TASK INSTRUCTIONS: Pick the lines holding the string "accent" out of the records and copy them.

SUPPLIED DATA:
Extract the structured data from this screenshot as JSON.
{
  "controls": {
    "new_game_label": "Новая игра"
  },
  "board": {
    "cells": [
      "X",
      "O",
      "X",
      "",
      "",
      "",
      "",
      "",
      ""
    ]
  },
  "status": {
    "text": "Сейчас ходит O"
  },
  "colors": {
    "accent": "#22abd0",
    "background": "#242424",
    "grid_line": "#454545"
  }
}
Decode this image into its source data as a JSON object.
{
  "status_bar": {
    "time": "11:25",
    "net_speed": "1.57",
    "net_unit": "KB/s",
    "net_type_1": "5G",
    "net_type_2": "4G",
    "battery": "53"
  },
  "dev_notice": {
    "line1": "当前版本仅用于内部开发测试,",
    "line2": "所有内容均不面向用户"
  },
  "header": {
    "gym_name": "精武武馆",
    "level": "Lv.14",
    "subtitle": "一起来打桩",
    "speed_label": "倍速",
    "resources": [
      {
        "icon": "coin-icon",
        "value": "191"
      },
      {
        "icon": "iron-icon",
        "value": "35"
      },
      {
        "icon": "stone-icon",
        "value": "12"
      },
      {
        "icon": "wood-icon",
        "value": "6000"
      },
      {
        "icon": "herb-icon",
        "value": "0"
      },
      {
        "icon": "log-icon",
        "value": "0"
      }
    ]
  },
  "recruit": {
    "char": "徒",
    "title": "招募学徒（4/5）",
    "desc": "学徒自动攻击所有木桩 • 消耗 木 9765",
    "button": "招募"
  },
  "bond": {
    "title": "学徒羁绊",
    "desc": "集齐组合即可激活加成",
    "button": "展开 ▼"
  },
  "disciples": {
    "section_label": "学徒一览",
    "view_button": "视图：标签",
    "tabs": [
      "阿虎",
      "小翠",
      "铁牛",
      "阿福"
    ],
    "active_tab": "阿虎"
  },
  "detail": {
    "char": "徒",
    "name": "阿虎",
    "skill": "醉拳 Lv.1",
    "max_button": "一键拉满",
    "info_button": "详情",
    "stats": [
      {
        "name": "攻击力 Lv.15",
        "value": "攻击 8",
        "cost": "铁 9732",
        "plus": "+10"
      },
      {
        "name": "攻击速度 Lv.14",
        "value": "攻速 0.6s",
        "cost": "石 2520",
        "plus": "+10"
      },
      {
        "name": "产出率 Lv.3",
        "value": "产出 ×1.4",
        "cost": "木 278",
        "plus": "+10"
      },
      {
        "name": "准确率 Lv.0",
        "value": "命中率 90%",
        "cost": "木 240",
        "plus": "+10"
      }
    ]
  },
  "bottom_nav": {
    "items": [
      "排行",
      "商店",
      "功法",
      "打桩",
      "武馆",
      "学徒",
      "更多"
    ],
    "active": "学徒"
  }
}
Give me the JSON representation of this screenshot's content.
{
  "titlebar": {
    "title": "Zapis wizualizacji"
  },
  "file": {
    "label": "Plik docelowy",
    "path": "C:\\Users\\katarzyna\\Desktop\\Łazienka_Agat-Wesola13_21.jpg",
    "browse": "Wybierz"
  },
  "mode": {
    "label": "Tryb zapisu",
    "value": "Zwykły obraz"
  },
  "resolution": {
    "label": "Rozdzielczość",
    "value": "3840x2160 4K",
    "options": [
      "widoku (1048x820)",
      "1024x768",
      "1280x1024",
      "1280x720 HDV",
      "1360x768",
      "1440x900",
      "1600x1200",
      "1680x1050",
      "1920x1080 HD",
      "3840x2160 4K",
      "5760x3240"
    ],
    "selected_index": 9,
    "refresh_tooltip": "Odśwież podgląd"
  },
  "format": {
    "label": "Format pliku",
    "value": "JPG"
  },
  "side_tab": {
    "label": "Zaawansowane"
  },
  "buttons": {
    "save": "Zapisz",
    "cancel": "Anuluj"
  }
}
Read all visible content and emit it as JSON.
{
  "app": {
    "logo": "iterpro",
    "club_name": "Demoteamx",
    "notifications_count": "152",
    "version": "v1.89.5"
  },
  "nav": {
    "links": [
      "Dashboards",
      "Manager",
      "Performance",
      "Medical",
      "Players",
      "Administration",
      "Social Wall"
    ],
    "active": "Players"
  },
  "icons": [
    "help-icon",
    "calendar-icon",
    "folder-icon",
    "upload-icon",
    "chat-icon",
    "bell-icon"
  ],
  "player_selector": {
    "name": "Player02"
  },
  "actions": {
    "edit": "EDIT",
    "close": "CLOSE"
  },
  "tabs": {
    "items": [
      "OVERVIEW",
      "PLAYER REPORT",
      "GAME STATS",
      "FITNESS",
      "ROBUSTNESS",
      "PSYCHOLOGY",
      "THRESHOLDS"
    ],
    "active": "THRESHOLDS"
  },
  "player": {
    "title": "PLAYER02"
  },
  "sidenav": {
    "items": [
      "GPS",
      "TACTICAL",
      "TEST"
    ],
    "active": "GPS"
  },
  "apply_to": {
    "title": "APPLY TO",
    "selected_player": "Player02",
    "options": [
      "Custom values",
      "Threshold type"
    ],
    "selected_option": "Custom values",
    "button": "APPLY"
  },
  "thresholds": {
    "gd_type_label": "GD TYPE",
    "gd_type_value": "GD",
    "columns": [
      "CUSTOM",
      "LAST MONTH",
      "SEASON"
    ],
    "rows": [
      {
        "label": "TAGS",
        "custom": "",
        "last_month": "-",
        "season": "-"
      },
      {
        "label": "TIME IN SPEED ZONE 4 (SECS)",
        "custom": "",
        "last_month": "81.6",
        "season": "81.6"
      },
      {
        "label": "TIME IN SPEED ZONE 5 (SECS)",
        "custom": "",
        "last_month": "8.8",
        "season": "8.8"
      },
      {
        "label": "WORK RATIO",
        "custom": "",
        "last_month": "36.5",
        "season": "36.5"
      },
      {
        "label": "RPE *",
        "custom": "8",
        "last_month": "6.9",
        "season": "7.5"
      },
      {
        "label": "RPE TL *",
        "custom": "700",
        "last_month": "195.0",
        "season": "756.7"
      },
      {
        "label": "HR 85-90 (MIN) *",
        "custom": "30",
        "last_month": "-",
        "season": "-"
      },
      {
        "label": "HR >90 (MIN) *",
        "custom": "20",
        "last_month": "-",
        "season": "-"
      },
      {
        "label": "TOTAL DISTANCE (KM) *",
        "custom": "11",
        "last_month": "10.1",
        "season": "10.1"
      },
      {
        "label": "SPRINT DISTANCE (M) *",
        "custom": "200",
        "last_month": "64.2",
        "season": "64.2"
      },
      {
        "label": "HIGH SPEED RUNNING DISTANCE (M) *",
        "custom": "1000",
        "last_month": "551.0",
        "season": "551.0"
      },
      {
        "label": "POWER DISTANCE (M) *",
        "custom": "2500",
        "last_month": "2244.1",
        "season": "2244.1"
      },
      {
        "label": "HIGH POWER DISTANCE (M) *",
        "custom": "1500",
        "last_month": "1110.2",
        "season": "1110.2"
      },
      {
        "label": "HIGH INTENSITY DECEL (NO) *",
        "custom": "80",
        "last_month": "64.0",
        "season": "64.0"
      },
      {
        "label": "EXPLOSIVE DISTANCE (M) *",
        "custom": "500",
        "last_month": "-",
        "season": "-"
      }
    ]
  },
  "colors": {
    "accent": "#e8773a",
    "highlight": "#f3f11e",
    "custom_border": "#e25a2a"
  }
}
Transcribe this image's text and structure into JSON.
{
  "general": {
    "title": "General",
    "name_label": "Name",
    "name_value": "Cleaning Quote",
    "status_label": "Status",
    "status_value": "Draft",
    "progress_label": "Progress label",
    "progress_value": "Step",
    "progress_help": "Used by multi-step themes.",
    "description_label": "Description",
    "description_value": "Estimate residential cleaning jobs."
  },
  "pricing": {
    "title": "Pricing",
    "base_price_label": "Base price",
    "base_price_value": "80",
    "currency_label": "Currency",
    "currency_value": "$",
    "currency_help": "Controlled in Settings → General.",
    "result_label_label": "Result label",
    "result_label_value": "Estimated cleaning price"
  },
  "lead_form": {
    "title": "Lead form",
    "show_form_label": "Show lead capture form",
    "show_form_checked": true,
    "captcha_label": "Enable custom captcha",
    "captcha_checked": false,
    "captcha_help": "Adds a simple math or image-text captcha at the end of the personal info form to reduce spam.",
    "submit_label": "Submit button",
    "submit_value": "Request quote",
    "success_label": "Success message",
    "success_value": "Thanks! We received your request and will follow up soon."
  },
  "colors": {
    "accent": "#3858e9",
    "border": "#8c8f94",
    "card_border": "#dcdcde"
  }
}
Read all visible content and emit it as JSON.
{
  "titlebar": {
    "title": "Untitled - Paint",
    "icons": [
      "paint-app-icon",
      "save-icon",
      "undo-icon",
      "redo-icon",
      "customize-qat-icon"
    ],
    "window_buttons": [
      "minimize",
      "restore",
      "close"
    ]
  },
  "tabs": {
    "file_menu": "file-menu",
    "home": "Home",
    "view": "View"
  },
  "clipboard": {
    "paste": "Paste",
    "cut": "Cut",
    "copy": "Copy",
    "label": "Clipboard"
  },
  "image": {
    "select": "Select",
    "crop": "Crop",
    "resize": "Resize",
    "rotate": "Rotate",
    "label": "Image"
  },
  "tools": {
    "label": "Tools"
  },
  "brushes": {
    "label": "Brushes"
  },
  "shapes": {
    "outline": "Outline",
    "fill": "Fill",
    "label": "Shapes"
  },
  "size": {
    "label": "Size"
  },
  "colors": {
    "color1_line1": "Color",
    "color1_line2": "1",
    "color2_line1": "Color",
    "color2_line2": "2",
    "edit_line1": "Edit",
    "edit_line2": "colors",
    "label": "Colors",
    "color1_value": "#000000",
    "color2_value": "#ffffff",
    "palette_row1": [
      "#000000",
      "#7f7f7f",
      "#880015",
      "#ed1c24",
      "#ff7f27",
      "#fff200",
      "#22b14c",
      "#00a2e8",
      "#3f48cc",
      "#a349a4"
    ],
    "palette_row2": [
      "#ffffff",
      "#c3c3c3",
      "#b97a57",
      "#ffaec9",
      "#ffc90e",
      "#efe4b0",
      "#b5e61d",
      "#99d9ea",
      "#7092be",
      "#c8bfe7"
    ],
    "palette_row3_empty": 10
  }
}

RESPONSE TO THIS EXERCISE:
    "accent": "#22abd0",
    "accent": "#e8773a",
    "accent": "#3858e9",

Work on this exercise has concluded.